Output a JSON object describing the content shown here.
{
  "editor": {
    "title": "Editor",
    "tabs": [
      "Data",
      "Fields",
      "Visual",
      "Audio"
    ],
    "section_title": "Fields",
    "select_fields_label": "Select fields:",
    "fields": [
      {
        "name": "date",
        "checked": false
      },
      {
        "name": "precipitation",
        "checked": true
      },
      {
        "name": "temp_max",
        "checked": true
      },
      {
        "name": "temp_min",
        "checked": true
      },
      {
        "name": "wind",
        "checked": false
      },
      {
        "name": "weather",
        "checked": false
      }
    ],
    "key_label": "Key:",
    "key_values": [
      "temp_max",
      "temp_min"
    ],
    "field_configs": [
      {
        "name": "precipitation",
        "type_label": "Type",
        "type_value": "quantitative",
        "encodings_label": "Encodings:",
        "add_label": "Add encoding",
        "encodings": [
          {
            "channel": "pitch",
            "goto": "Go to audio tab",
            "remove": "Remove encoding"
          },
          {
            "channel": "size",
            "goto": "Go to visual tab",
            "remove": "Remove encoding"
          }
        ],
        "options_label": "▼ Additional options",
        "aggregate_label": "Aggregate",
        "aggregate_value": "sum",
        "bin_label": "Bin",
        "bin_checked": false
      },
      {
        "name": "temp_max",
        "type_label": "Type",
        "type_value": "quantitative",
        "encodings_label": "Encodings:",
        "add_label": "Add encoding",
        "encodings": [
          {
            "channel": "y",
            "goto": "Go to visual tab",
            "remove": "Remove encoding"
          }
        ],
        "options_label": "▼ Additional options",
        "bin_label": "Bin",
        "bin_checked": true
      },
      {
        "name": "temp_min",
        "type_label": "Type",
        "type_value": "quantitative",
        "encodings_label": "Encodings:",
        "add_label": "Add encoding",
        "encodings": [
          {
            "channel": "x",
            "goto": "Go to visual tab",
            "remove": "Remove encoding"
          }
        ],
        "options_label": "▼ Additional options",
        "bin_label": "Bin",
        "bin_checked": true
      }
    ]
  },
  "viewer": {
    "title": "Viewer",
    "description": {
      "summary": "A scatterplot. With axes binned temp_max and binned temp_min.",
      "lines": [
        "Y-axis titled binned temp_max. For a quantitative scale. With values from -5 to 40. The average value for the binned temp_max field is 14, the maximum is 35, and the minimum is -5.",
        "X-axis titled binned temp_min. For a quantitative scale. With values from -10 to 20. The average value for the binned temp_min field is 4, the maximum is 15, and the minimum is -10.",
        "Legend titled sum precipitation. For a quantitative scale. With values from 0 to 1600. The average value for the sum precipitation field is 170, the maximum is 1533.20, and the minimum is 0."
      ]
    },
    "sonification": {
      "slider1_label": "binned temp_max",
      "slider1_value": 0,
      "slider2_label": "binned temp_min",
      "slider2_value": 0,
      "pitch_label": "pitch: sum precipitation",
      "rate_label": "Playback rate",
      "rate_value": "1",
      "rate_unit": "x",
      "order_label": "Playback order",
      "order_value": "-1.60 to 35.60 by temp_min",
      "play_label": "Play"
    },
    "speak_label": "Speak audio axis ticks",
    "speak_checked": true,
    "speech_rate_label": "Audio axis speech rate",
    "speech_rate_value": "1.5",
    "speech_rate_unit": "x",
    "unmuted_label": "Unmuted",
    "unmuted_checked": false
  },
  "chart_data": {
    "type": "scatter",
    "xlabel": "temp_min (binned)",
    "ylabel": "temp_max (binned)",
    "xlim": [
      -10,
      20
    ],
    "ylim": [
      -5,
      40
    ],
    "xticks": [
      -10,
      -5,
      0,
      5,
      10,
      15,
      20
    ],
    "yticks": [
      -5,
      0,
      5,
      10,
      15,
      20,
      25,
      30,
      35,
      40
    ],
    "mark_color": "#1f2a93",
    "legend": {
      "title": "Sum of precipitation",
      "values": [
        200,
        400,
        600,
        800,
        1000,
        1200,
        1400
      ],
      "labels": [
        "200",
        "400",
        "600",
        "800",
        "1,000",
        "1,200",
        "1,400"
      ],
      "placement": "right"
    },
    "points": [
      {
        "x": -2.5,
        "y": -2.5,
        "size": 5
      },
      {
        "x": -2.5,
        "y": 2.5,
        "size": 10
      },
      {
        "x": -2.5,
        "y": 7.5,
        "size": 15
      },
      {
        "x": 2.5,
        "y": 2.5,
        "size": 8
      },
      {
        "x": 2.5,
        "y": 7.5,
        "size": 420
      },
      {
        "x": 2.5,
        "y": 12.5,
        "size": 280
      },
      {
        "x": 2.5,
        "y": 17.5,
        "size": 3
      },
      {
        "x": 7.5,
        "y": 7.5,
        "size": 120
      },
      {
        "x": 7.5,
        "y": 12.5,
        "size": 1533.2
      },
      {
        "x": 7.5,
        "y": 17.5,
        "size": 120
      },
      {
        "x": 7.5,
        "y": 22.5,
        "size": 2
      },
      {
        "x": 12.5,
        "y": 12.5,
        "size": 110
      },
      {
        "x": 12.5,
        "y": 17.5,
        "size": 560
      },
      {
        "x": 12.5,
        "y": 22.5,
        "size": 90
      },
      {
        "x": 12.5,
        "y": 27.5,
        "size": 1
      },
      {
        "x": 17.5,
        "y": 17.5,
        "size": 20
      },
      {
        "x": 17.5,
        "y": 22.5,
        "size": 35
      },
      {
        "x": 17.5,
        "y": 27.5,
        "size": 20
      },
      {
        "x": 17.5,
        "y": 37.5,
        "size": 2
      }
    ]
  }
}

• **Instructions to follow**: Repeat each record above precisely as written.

• **Your solution**:
Output a JSON object describing the content shown here.
{
  "editor": {
    "title": "Editor",
    "tabs": [
      "Data",
      "Fields",
      "Visual",
      "Audio"
    ],
    "section_title": "Fields",
    "select_fields_label": "Select fields:",
    "fields": [
      {
        "name": "date",
        "checked": false
      },
      {
        "name": "precipitation",
        "checked": true
      },
      {
        "name": "temp_max",
        "checked": true
      },
      {
        "name": "temp_min",
        "checked": true
      },
      {
        "name": "wind",
        "checked": false
      },
      {
        "name": "weather",
        "checked": false
      }
    ],
    "key_label": "Key:",
    "key_values": [
      "temp_max",
      "temp_min"
    ],
    "field_configs": [
      {
        "name": "precipitation",
        "type_label": "Type",
        "type_value": "quantitative",
        "encodings_label": "Encodings:",
        "add_label": "Add encoding",
        "encodings": [
          {
            "channel": "pitch",
            "goto": "Go to audio tab",
            "remove": "Remove encoding"
          },
          {
            "channel": "size",
            "goto": "Go to visual tab",
            "remove": "Remove encoding"
          }
        ],
        "options_label": "▼ Additional options",
        "aggregate_label": "Aggregate",
        "aggregate_value": "sum",
        "bin_label": "Bin",
        "bin_checked": false
      },
      {
        "name": "temp_max",
        "type_label": "Type",
        "type_value": "quantitative",
        "encodings_label": "Encodings:",
        "add_label": "Add encoding",
        "encodings": [
          {
            "channel": "y",
            "goto": "Go to visual tab",
            "remove": "Remove encoding"
          }
        ],
        "options_label": "▼ Additional options",
        "bin_label": "Bin",
        "bin_checked": true
      },
      {
        "name": "temp_min",
        "type_label": "Type",
        "type_value": "quantitative",
        "encodings_label": "Encodings:",
        "add_label": "Add encoding",
        "encodings": [
          {
            "channel": "x",
            "goto": "Go to visual tab",
            "remove": "Remove encoding"
          }
        ],
        "options_label": "▼ Additional options",
        "bin_label": "Bin",
        "bin_checked": true
      }
    ]
  },
  "viewer": {
    "title": "Viewer",
    "description": {
      "summary": "A scatterplot. With axes binned temp_max and binned temp_min.",
      "lines": [
        "Y-axis titled binned temp_max. For a quantitative scale. With values from -5 to 40. The average value for the binned temp_max field is 14, the maximum is 35, and the minimum is -5.",
        "X-axis titled binned temp_min. For a quantitative scale. With values from -10 to 20. The average value for the binned temp_min field is 4, the maximum is 15, and the minimum is -10.",
        "Legend titled sum precipitation. For a quantitative scale. With values from 0 to 1600. The average value for the sum precipitation field is 170, the maximum is 1533.20, and the minimum is 0."
      ]
    },
    "sonification": {
      "slider1_label": "binned temp_max",
      "slider1_value": 0,
      "slider2_label": "binned temp_min",
      "slider2_value": 0,
      "pitch_label": "pitch: sum precipitation",
      "rate_label": "Playback rate",
      "rate_value": "1",
      "rate_unit": "x",
      "order_label": "Playback order",
      "order_value": "-1.60 to 35.60 by temp_min",
      "play_label": "Play"
    },
    "speak_label": "Speak audio axis ticks",
    "speak_checked": true,
    "speech_rate_label": "Audio axis speech rate",
    "speech_rate_value": "1.5",
    "speech_rate_unit": "x",
    "unmuted_label": "Unmuted",
    "unmuted_checked": false
  },
  "chart_data": {
    "type": "scatter",
    "xlabel": "temp_min (binned)",
    "ylabel": "temp_max (binned)",
    "xlim": [
      -10,
      20
    ],
    "ylim": [
      -5,
      40
    ],
    "xticks": [
      -10,
      -5,
      0,
      5,
      10,
      15,
      20
    ],
    "yticks": [
      -5,
      0,
      5,
      10,
      15,
      20,
      25,
      30,
      35,
      40
    ],
    "mark_color": "#1f2a93",
    "legend": {
      "title": "Sum of precipitation",
      "values": [
        200,
        400,
        600,
        800,
        1000,
        1200,
        1400
      ],
      "labels": [
        "200",
        "400",
        "600",
        "800",
        "1,000",
        "1,200",
        "1,400"
      ],
      "placement": "right"
    },
    "points": [
      {
        "x": -2.5,
        "y": -2.5,
        "size": 5
      },
      {
        "x": -2.5,
        "y": 2.5,
        "size": 10
      },
      {
        "x": -2.5,
        "y": 7.5,
        "size": 15
      },
      {
        "x": 2.5,
        "y": 2.5,
        "size": 8
      },
      {
        "x": 2.5,
        "y": 7.5,
        "size": 420
      },
      {
        "x": 2.5,
        "y": 12.5,
        "size": 280
      },
      {
        "x": 2.5,
        "y": 17.5,
        "size": 3
      },
      {
        "x": 7.5,
        "y": 7.5,
        "size": 120
      },
      {
        "x": 7.5,
        "y": 12.5,
        "size": 1533.2
      },
      {
        "x": 7.5,
        "y": 17.5,
        "size": 120
      },
      {
        "x": 7.5,
        "y": 22.5,
        "size": 2
      },
      {
        "x": 12.5,
        "y": 12.5,
        "size": 110
      },
      {
        "x": 12.5,
        "y": 17.5,
        "size": 560
      },
      {
        "x": 12.5,
        "y": 22.5,
        "size": 90
      },
      {
        "x": 12.5,
        "y": 27.5,
        "size": 1
      },
      {
        "x": 17.5,
        "y": 17.5,
        "size": 20
      },
      {
        "x": 17.5,
        "y": 22.5,
        "size": 35
      },
      {
        "x": 17.5,
        "y": 27.5,
        "size": 20
      },
      {
        "x": 17.5,
        "y": 37.5,
        "size": 2
      }
    ]
  }
}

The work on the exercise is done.